History-making Head Prefects elected for 2021-2022 school year

Newly-elected+Head+Prefect+Jade+Stanford+%2722+gives+her+runoff+speech+in+front+of+the+Ted+Slavin+field.

Natalie Cosgrove

Newly-elected Head Prefect Jade Stanford ’22 gives her runoff speech in front of the Ted Slavin field.

Jade Stanford ’22 and Chronicle Assistant Features Editor Quincey Dern ’22 were voted as Head Prefects for the 2021-2022 school year, announced in an email sent to students April 20. This marks the first time two female students have been chosen as Head Prefects in the school’s history.

Dern said she was overjoyed when notified of her election win and is already formulating plans for Prefect Council next year.

“I am beyond ecstatic to hold the honor of Head Prefect and I couldn’t be more thrilled to work alongside my dear friend Jade Stanford,” Dern said. “As we approach the end of this year, I will start planning for the fall and hope to lay the groundwork for new initiatives.”

Dern also said that as students return to in-person learning, it is her objective to cultivate warmth and understanding among pupils.

“My greatest goal for Harvard-Westlake is that our student body will come together and create a culture of inclusion and kindness towards one another so that each student feels comfortable and safe within the community,” Dern said. ”I truly love the people of our school and want to thank the students for making this happen. As we hopefully return to a version of normalcy, I will dedicate myself to engaging with and listening to my peers, making their voices heard and implementing positive change.”

Each candidate had a total of four minutes to speak on their plans

After introductions by current Head Prefects Jonathan Cosgrove ’21 and Cleo Maloney ’21, the four candidates—Stanford, Dern, Jack Coleman ’22 and Jason Thompson ’22—all gave speeches addressing sophomores and juniors during a webinar April 19 along with an answer to an unprepared question regarding misconceptions about themselves. Sophomores and juniors then indicated their top two choices in surveys sent immediately following the event and were given until 3 p.m. the following day to cast their votes. In light of the recent return to school, the event was also the first opportunity for juniors to return to campus, and over 200 of them gathered socially distanced on the bleachers to watch live while the remaining students viewed from home.

In response to a prepared question about problems regarding COVID-19 next school year, Stanford said she is optimistic and hopes for increased interactions between students of different grades.

“As we prepare to return to the Harvard-Westlake we know and love, there will inevitably be some bumps along the way,” Stanford said. “I think it is less about what problems I will foresee and more about the opportunities that will lie ahead. I know we’re all looking forward to bonding as [individual] grades, but I don’t want us to forget something that makes the Upper School as special as it is: the bond between grades.”
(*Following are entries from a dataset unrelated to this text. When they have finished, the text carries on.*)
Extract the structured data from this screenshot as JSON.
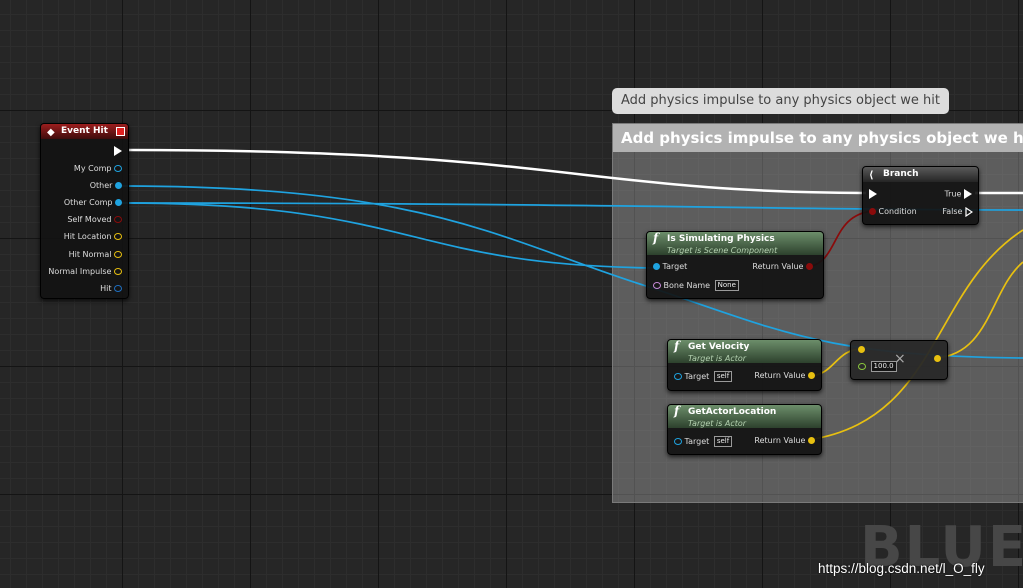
{
  "comment": {
    "bubble_text": "Add physics impulse to any physics object we hit",
    "title": "Add physics impulse to any physics object we hit"
  },
  "event_hit": {
    "title": "Event Hit",
    "icon": "event-diamond-icon",
    "pins": [
      {
        "label": "My Comp",
        "type": "object",
        "color": "#1fa3e0"
      },
      {
        "label": "Other",
        "type": "object",
        "color": "#1fa3e0"
      },
      {
        "label": "Other Comp",
        "type": "object",
        "color": "#1fa3e0"
      },
      {
        "label": "Self Moved",
        "type": "bool",
        "color": "#8a0b0b"
      },
      {
        "label": "Hit Location",
        "type": "vector",
        "color": "#e8c010"
      },
      {
        "label": "Hit Normal",
        "type": "vector",
        "color": "#e8c010"
      },
      {
        "label": "Normal Impulse",
        "type": "vector",
        "color": "#e8c010"
      },
      {
        "label": "Hit",
        "type": "struct",
        "color": "#1f6fc0"
      }
    ]
  },
  "branch": {
    "title": "Branch",
    "condition_label": "Condition",
    "true_label": "True",
    "false_label": "False"
  },
  "is_simulating": {
    "title": "Is Simulating Physics",
    "subtitle": "Target is Scene Component",
    "target_label": "Target",
    "return_label": "Return Value",
    "bone_label": "Bone Name",
    "bone_value": "None"
  },
  "get_velocity": {
    "title": "Get Velocity",
    "subtitle": "Target is Actor",
    "target_label": "Target",
    "target_value": "self",
    "return_label": "Return Value"
  },
  "get_actor_location": {
    "title": "GetActorLocation",
    "subtitle": "Target is Actor",
    "target_label": "Target",
    "target_value": "self",
    "return_label": "Return Value"
  },
  "multiply": {
    "operator": "×",
    "value": "100.0"
  },
  "colors": {
    "exec": "#ffffff",
    "object": "#1fa3e0",
    "bool": "#8a0b0b",
    "vector": "#e8c010",
    "name": "#c68ad8",
    "float": "#8ac83c"
  },
  "watermark": "BLUEP",
  "url": "https://blog.csdn.net/l_O_fly"
}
Seven juniors ran for Head Prefect, four of which made it to runoffs

In his candidate statement sent to students via email April 18, Thompson said if elected, he would push to diversify the use of the Community Flex Time block in the new schedule.

“As Head Prefect, I would want to implement something I was passionate about and had the support of administrators to start, but was not able to do, due to [COVID-19], which was a varied use of the new Community Flex Times,” Thompson said. “While on Zoom, these times were filled with great guest speakers, but when we shift back onto campus, as Head Prefect I would want to lead the shift of these times being for the enjoyment of the HW community whether that entails intramural sports, coffee houses or performances from performing arts groups.”
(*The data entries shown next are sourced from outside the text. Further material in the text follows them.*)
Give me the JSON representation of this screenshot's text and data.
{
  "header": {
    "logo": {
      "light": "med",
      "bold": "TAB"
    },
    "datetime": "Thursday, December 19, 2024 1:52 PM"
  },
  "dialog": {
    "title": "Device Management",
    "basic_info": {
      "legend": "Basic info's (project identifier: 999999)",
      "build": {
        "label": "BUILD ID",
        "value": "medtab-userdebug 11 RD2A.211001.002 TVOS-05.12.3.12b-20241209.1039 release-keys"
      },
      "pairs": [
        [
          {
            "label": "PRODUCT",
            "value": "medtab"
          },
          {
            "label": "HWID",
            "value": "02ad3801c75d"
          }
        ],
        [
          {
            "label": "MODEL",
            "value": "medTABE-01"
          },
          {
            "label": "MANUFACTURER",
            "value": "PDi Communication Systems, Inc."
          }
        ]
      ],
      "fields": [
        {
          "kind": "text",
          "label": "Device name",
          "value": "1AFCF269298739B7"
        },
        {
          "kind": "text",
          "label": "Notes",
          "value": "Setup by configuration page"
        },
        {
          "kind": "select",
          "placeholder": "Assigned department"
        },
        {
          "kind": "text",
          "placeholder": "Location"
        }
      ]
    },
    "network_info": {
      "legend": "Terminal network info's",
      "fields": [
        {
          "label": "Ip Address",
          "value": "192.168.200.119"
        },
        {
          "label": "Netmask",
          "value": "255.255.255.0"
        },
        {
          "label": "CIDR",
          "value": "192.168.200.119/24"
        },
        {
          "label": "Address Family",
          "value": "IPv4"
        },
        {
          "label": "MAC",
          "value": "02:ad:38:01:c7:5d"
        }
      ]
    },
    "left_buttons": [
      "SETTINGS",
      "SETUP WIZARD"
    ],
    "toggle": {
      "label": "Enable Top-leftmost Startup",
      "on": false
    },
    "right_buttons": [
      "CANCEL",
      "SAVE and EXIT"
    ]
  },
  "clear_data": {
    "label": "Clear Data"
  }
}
Coleman said one of his goals was to require that teachers set aside class time for students to start their homework during the 75-minute periods.
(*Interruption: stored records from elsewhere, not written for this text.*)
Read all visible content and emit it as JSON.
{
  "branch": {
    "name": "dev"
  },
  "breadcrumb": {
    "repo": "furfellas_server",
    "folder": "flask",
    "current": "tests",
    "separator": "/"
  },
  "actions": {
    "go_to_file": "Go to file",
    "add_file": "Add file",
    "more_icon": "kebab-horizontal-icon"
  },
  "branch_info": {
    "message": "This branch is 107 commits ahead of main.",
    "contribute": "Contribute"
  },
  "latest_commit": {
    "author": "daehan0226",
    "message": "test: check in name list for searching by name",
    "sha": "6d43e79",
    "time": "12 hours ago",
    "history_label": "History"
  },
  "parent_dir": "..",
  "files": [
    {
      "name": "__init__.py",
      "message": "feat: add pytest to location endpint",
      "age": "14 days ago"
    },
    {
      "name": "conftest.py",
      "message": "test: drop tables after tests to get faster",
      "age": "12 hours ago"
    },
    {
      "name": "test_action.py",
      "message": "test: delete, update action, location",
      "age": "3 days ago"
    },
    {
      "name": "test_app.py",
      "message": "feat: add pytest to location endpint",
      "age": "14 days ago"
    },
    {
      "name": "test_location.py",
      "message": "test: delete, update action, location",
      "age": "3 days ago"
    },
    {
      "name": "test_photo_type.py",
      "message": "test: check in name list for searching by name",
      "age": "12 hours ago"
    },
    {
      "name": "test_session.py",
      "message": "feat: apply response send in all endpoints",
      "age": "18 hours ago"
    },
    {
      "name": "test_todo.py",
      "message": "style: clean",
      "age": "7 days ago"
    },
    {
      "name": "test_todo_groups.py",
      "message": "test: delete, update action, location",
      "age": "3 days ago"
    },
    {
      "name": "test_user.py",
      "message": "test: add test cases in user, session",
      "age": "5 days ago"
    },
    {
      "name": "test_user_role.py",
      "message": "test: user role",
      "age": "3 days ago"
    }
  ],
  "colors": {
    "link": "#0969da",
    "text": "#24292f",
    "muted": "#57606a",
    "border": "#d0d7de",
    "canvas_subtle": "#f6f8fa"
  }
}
“My first major proposal would be to mandate that teachers reserve the last 15 minutes of class time for homework,” Coleman said. “This reasonable proposal would allow us to get a head start on homework (reducing our after-school homework load by at least an hour), while still reserving plenty of time for lectures. Besides, this will help teachers too because when students practice work they just learned, we retain the information better and teachers will have to spend less time going over questions and reteaching material.”